> Task statement:
Write the records below out again exactly as given, with no images.

Data about app and page elements:
***

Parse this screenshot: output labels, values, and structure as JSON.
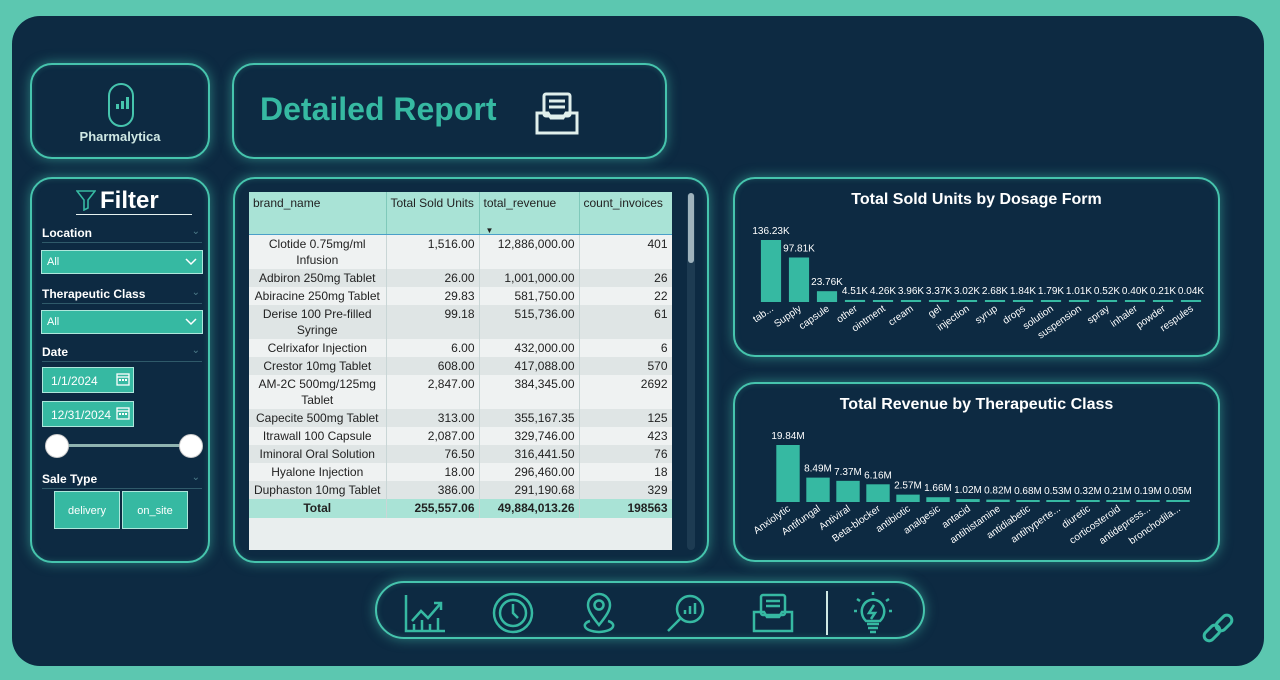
{
  "app": {
    "logo_text": "Pharmalytica",
    "title": "Detailed Report"
  },
  "filter": {
    "heading": "Filter",
    "location": {
      "label": "Location",
      "value": "All"
    },
    "therapeutic_class": {
      "label": "Therapeutic Class",
      "value": "All"
    },
    "date": {
      "label": "Date",
      "start": "1/1/2024",
      "end": "12/31/2024"
    },
    "sale_type": {
      "label": "Sale Type",
      "options": [
        "delivery",
        "on_site"
      ]
    }
  },
  "table": {
    "columns": [
      "brand_name",
      "Total Sold Units",
      "total_revenue",
      "count_invoices"
    ],
    "rows": [
      [
        "Clotide 0.75mg/ml Infusion",
        "1,516.00",
        "12,886,000.00",
        "401"
      ],
      [
        "Adbiron 250mg Tablet",
        "26.00",
        "1,001,000.00",
        "26"
      ],
      [
        "Abiracine 250mg Tablet",
        "29.83",
        "581,750.00",
        "22"
      ],
      [
        "Derise 100 Pre-filled Syringe",
        "99.18",
        "515,736.00",
        "61"
      ],
      [
        "Celrixafor Injection",
        "6.00",
        "432,000.00",
        "6"
      ],
      [
        "Crestor 10mg Tablet",
        "608.00",
        "417,088.00",
        "570"
      ],
      [
        "AM-2C 500mg/125mg Tablet",
        "2,847.00",
        "384,345.00",
        "2692"
      ],
      [
        "Capecite 500mg Tablet",
        "313.00",
        "355,167.35",
        "125"
      ],
      [
        "Itrawall 100 Capsule",
        "2,087.00",
        "329,746.00",
        "423"
      ],
      [
        "Iminoral Oral Solution",
        "76.50",
        "316,441.50",
        "76"
      ],
      [
        "Hyalone Injection",
        "18.00",
        "296,460.00",
        "18"
      ],
      [
        "Duphaston 10mg Tablet",
        "386.00",
        "291,190.68",
        "329"
      ]
    ],
    "total": [
      "Total",
      "255,557.06",
      "49,884,013.26",
      "198563"
    ]
  },
  "chart_data": [
    {
      "type": "bar",
      "title": "Total Sold Units by Dosage Form",
      "categories": [
        "tab...",
        "Supply",
        "capsule",
        "other",
        "ointment",
        "cream",
        "gel",
        "injection",
        "syrup",
        "drops",
        "solution",
        "suspension",
        "spray",
        "inhaler",
        "powder",
        "respules"
      ],
      "values": [
        136230,
        97810,
        23760,
        4510,
        4260,
        3960,
        3370,
        3020,
        2680,
        1840,
        1790,
        1010,
        520,
        400,
        210,
        40
      ],
      "labels": [
        "136.23K",
        "97.81K",
        "23.76K",
        "4.51K",
        "4.26K",
        "3.96K",
        "3.37K",
        "3.02K",
        "2.68K",
        "1.84K",
        "1.79K",
        "1.01K",
        "0.52K",
        "0.40K",
        "0.21K",
        "0.04K"
      ],
      "color": "#36b9a2"
    },
    {
      "type": "bar",
      "title": "Total Revenue by Therapeutic Class",
      "categories": [
        "Anxiolytic",
        "Antifungal",
        "Antiviral",
        "Beta-blocker",
        "antibiotic",
        "analgesic",
        "antacid",
        "antihistamine",
        "antidiabetic",
        "antihyperte...",
        "diuretic",
        "corticosteroid",
        "antidepress...",
        "bronchodila..."
      ],
      "values": [
        19.84,
        8.49,
        7.37,
        6.16,
        2.57,
        1.66,
        1.02,
        0.82,
        0.68,
        0.53,
        0.32,
        0.21,
        0.19,
        0.05
      ],
      "labels": [
        "19.84M",
        "8.49M",
        "7.37M",
        "6.16M",
        "2.57M",
        "1.66M",
        "1.02M",
        "0.82M",
        "0.68M",
        "0.53M",
        "0.32M",
        "0.21M",
        "0.19M",
        "0.05M"
      ],
      "color": "#36b9a2"
    }
  ],
  "nav": {
    "icons": [
      "growth-chart-icon",
      "clock-icon",
      "location-pin-icon",
      "search-analytics-icon",
      "report-folder-icon",
      "lightbulb-icon"
    ]
  },
  "colors": {
    "accent": "#36b9a2",
    "background": "#0d2a42",
    "outer": "#5cc7b0"
  }
}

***

> Answer to this task:
Parse this screenshot: output labels, values, and structure as JSON.
{
  "app": {
    "logo_text": "Pharmalytica",
    "title": "Detailed Report"
  },
  "filter": {
    "heading": "Filter",
    "location": {
      "label": "Location",
      "value": "All"
    },
    "therapeutic_class": {
      "label": "Therapeutic Class",
      "value": "All"
    },
    "date": {
      "label": "Date",
      "start": "1/1/2024",
      "end": "12/31/2024"
    },
    "sale_type": {
      "label": "Sale Type",
      "options": [
        "delivery",
        "on_site"
      ]
    }
  },
  "table": {
    "columns": [
      "brand_name",
      "Total Sold Units",
      "total_revenue",
      "count_invoices"
    ],
    "rows": [
      [
        "Clotide 0.75mg/ml Infusion",
        "1,516.00",
        "12,886,000.00",
        "401"
      ],
      [
        "Adbiron 250mg Tablet",
        "26.00",
        "1,001,000.00",
        "26"
      ],
      [
        "Abiracine 250mg Tablet",
        "29.83",
        "581,750.00",
        "22"
      ],
      [
        "Derise 100 Pre-filled Syringe",
        "99.18",
        "515,736.00",
        "61"
      ],
      [
        "Celrixafor Injection",
        "6.00",
        "432,000.00",
        "6"
      ],
      [
        "Crestor 10mg Tablet",
        "608.00",
        "417,088.00",
        "570"
      ],
      [
        "AM-2C 500mg/125mg Tablet",
        "2,847.00",
        "384,345.00",
        "2692"
      ],
      [
        "Capecite 500mg Tablet",
        "313.00",
        "355,167.35",
        "125"
      ],
      [
        "Itrawall 100 Capsule",
        "2,087.00",
        "329,746.00",
        "423"
      ],
      [
        "Iminoral Oral Solution",
        "76.50",
        "316,441.50",
        "76"
      ],
      [
        "Hyalone Injection",
        "18.00",
        "296,460.00",
        "18"
      ],
      [
        "Duphaston 10mg Tablet",
        "386.00",
        "291,190.68",
        "329"
      ]
    ],
    "total": [
      "Total",
      "255,557.06",
      "49,884,013.26",
      "198563"
    ]
  },
  "chart_data": [
    {
      "type": "bar",
      "title": "Total Sold Units by Dosage Form",
      "categories": [
        "tab...",
        "Supply",
        "capsule",
        "other",
        "ointment",
        "cream",
        "gel",
        "injection",
        "syrup",
        "drops",
        "solution",
        "suspension",
        "spray",
        "inhaler",
        "powder",
        "respules"
      ],
      "values": [
        136230,
        97810,
        23760,
        4510,
        4260,
        3960,
        3370,
        3020,
        2680,
        1840,
        1790,
        1010,
        520,
        400,
        210,
        40
      ],
      "labels": [
        "136.23K",
        "97.81K",
        "23.76K",
        "4.51K",
        "4.26K",
        "3.96K",
        "3.37K",
        "3.02K",
        "2.68K",
        "1.84K",
        "1.79K",
        "1.01K",
        "0.52K",
        "0.40K",
        "0.21K",
        "0.04K"
      ],
      "color": "#36b9a2"
    },
    {
      "type": "bar",
      "title": "Total Revenue by Therapeutic Class",
      "categories": [
        "Anxiolytic",
        "Antifungal",
        "Antiviral",
        "Beta-blocker",
        "antibiotic",
        "analgesic",
        "antacid",
        "antihistamine",
        "antidiabetic",
        "antihyperte...",
        "diuretic",
        "corticosteroid",
        "antidepress...",
        "bronchodila..."
      ],
      "values": [
        19.84,
        8.49,
        7.37,
        6.16,
        2.57,
        1.66,
        1.02,
        0.82,
        0.68,
        0.53,
        0.32,
        0.21,
        0.19,
        0.05
      ],
      "labels": [
        "19.84M",
        "8.49M",
        "7.37M",
        "6.16M",
        "2.57M",
        "1.66M",
        "1.02M",
        "0.82M",
        "0.68M",
        "0.53M",
        "0.32M",
        "0.21M",
        "0.19M",
        "0.05M"
      ],
      "color": "#36b9a2"
    }
  ],
  "nav": {
    "icons": [
      "growth-chart-icon",
      "clock-icon",
      "location-pin-icon",
      "search-analytics-icon",
      "report-folder-icon",
      "lightbulb-icon"
    ]
  },
  "colors": {
    "accent": "#36b9a2",
    "background": "#0d2a42",
    "outer": "#5cc7b0"
  }
}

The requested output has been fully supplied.